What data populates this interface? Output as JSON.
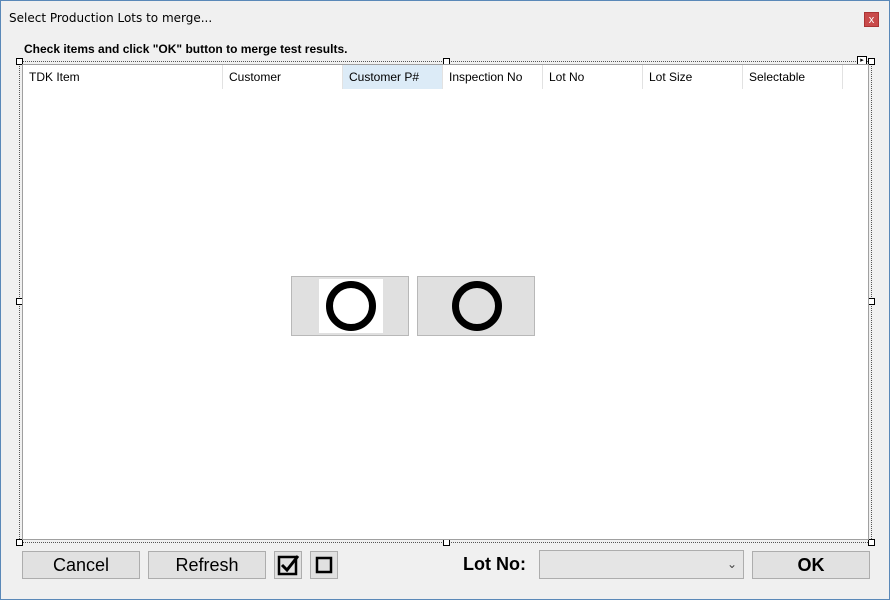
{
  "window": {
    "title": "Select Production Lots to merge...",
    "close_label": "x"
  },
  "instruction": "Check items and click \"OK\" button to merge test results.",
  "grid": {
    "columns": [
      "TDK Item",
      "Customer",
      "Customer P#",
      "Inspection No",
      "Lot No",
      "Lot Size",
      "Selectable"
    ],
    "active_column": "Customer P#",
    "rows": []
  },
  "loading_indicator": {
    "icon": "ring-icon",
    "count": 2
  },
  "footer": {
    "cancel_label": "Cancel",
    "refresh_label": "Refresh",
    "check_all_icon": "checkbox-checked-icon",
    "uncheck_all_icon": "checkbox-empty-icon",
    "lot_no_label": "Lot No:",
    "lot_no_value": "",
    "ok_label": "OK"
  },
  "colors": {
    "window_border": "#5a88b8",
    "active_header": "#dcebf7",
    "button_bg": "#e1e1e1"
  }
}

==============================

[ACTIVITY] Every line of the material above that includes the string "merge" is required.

[OUTPUT]
    "title": "Select Production Lots to merge...",
  "instruction": "Check items and click \"OK\" button to merge test results.",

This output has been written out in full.